Oncology reports

Induction of DNA damage and apoptosis in human leukemia cells by efavirenz.

PMID 27878300

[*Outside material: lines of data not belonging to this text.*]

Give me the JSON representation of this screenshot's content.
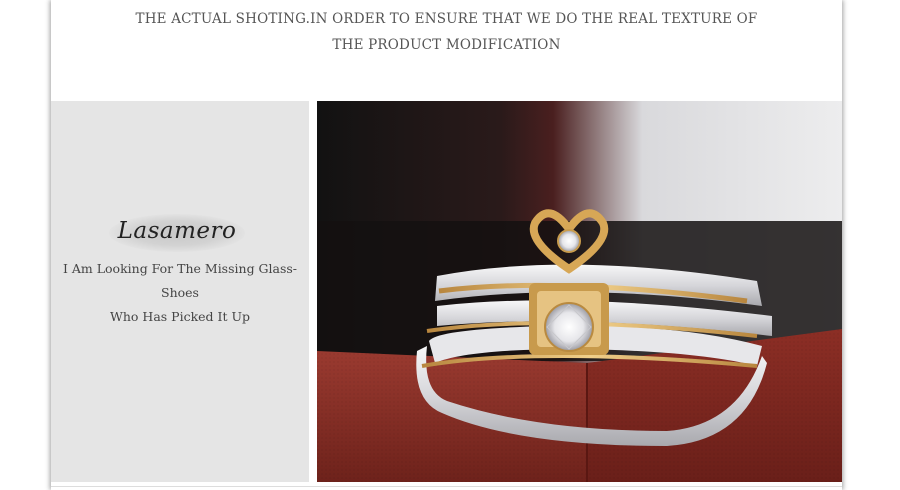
{
  "header": {
    "line1": "THE ACTUAL SHOTING.IN ORDER TO ENSURE THAT WE DO THE REAL TEXTURE OF",
    "line2": "THE PRODUCT MODIFICATION"
  },
  "brand_panel": {
    "brand_name": "Lasamero",
    "tagline_line1": "I Am Looking For The Missing Glass-Shoes",
    "tagline_line2": "Who Has Picked It Up"
  },
  "colors": {
    "panel_bg": "#e5e5e5",
    "gold": "#d4a85a",
    "silver": "#e8e8ea",
    "box_red": "#8e2f26"
  },
  "photo": {
    "icon": "rings-photo"
  }
}
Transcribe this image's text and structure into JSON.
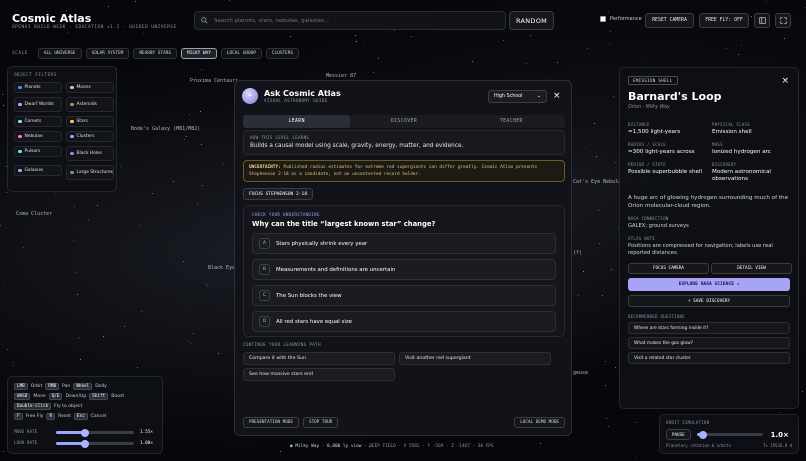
{
  "app": {
    "title": "Cosmic Atlas",
    "subtitle": "OPENAI BUILD WEEK · EDUCATION v1.2 · GUIDED UNIVERSE"
  },
  "search": {
    "placeholder": "Search planets, stars, nebulae, galaxies..."
  },
  "header": {
    "random": "RANDOM",
    "performance": "Performance",
    "reset_camera": "RESET CAMERA",
    "free_fly": "FREE FLY: OFF",
    "panel_icon": "panel-icon",
    "fullscreen_icon": "fullscreen-icon"
  },
  "scale": {
    "label": "SCALE",
    "options": [
      "ALL UNIVERSE",
      "SOLAR SYSTEM",
      "NEARBY STARS",
      "MILKY WAY",
      "LOCAL GROUP",
      "CLUSTERS"
    ],
    "active": "MILKY WAY"
  },
  "filters": {
    "title": "OBJECT FILTERS",
    "items": [
      {
        "label": "Planets",
        "color": "#5b8dff"
      },
      {
        "label": "Moons",
        "color": "#c9c9c9"
      },
      {
        "label": "Dwarf Worlds",
        "color": "#c0a7ff"
      },
      {
        "label": "Asteroids",
        "color": "#b58e64"
      },
      {
        "label": "Comets",
        "color": "#7fe3ff"
      },
      {
        "label": "Stars",
        "color": "#ffc64d"
      },
      {
        "label": "Nebulae",
        "color": "#ff7ab8"
      },
      {
        "label": "Clusters",
        "color": "#9aa6ff"
      },
      {
        "label": "Pulsars",
        "color": "#5ff0d0"
      },
      {
        "label": "Black Holes",
        "color": "#a779ff"
      },
      {
        "label": "Galaxies",
        "color": "#8cb4ff"
      },
      {
        "label": "Large Structures",
        "color": "#7f8aa0"
      }
    ]
  },
  "space_labels": [
    "Proxima Centauri",
    "Messier 87",
    "Bode's Galaxy (M81/M82)",
    "Coma Cluster",
    "Black Eye",
    "Cat's Eye Nebula (NGC 654",
    "(f)",
    "geuse"
  ],
  "controls": {
    "rows": [
      [
        {
          "k": "LMB"
        },
        {
          "t": "Orbit"
        },
        {
          "k": "RMB"
        },
        {
          "t": "Pan"
        },
        {
          "k": "Wheel"
        },
        {
          "t": "Dolly"
        }
      ],
      [
        {
          "k": "WASD"
        },
        {
          "t": "Move"
        },
        {
          "k": "Q/E"
        },
        {
          "t": "Down/Up"
        },
        {
          "k": "Shift"
        },
        {
          "t": "Boost"
        }
      ],
      [
        {
          "k": "Double-click"
        },
        {
          "t": "Fly to object"
        }
      ],
      [
        {
          "k": "F"
        },
        {
          "t": "Free Fly"
        },
        {
          "k": "R"
        },
        {
          "t": "Reset"
        },
        {
          "k": "Esc"
        },
        {
          "t": "Cancel"
        }
      ]
    ],
    "move_rate": {
      "label": "MOVE RATE",
      "value": "1.55×",
      "fraction": 0.37
    },
    "look_rate": {
      "label": "LOOK RATE",
      "value": "1.00×",
      "fraction": 0.37
    }
  },
  "status": {
    "main": "Milky Way · 0,000 ly view",
    "detail": "· DEEP FIELD · X 5502 · Y -569 · Z -1467 · 30 FPS"
  },
  "learn": {
    "title": "Ask Cosmic Atlas",
    "subtitle": "VISUAL ASTRONOMY GUIDE",
    "level": "High School",
    "tabs": [
      "LEARN",
      "DISCOVER",
      "TEACHER"
    ],
    "active_tab": "LEARN",
    "level_heading": "HOW THIS LEVEL LEARNS",
    "level_text": "Builds a causal model using scale, gravity, energy, matter, and evidence.",
    "uncertainty_label": "UNCERTAINTY:",
    "uncertainty_text": "Published radius estimates for extreme red supergiants can differ greatly. Cosmic Atlas presents Stephenson 2-18 as a candidate, not an uncontested record holder.",
    "focus_button": "FOCUS STEPHENSON 2-18",
    "check_heading": "CHECK YOUR UNDERSTANDING",
    "question": "Why can the title “largest known star” change?",
    "answers": [
      {
        "letter": "A",
        "text": "Stars physically shrink every year"
      },
      {
        "letter": "B",
        "text": "Measurements and definitions are uncertain"
      },
      {
        "letter": "C",
        "text": "The Sun blocks the view"
      },
      {
        "letter": "D",
        "text": "All red stars have equal size"
      }
    ],
    "continue_heading": "CONTINUE YOUR LEARNING PATH",
    "continue_items": [
      "Compare it with the Sun",
      "Visit another red supergiant",
      "See how massive stars end"
    ],
    "footer": {
      "presentation": "PRESENTATION MODE",
      "stop_tour": "STOP TOUR",
      "local_demo": "LOCAL DEMO MODE"
    }
  },
  "detail": {
    "badge": "EMISSION SHELL",
    "title": "Barnard's Loop",
    "subtitle": "Orion · Milky Way",
    "facts": [
      {
        "k": "DISTANCE",
        "v": "≈1,500 light-years"
      },
      {
        "k": "PHYSICAL CLASS",
        "v": "Emission shell"
      },
      {
        "k": "RADIUS / SCALE",
        "v": "≈300 light-years across"
      },
      {
        "k": "MASS",
        "v": "Ionized hydrogen arc"
      },
      {
        "k": "PERIOD / STATE",
        "v": "Possible superbubble shell"
      },
      {
        "k": "DISCOVERY",
        "v": "Modern astronomical observations"
      }
    ],
    "description": "A huge arc of glowing hydrogen surrounding much of the Orion molecular-cloud region.",
    "nasa_heading": "NASA CONNECTION",
    "nasa_text": "GALEX; ground surveys",
    "atlas_heading": "ATLAS NOTE",
    "atlas_text": "Positions are compressed for navigation; labels use real reported distances.",
    "focus_camera": "FOCUS CAMERA",
    "detail_view": "DETAIL VIEW",
    "explore": "EXPLORE NASA SCIENCE ↗",
    "save": "+ SAVE DISCOVERY",
    "rec_heading": "RECOMMENDED QUESTIONS",
    "questions": [
      "Where are stars forming inside it?",
      "What makes the gas glow?",
      "Visit a related star cluster"
    ]
  },
  "orbit": {
    "title": "ORBIT SIMULATION",
    "pause": "PAUSE",
    "value": "1.0×",
    "fraction": 0.1,
    "caption": "Planetary rotation & orbits",
    "time": "T+ 19536.9 d"
  }
}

As part of the efforts to drug repurposing, some HIV drugs have recently been identified to exert anticancer effects. Selected nucleoside analogues of nucleosidic reverse-transcriptase inhibitors (NRTIs) have been shown to interfere with RNA transcription of HI viruses as well as with the replication of DNA in cancer cells. Non-nucleosidic reverse transcriptase inhibitors (NNRTIs) are believed to have less effects on human DNA replication and, thus, on cancer cell proliferation. Assessment of the effect of the NNRTI efavirenz in human cancer cells, however, revealed a high sensitivity of leukemia cells to this agent at pharmacologically relevant concentrations of less than 10 µg/ml. Cell death induced by efavirenz was caused by apoptosis, as shown by FACScan analysis (Annexin binding) and western blot analysis (cleavage of caspases and PARP). Western blot analyses also revealed a pronounced activation and phosphorylation of the DNA damage marker proteins p53, chk2 and H2AX, indicating DNA replication and genomic integrity as primary targets of efavirenz in leukemia cells.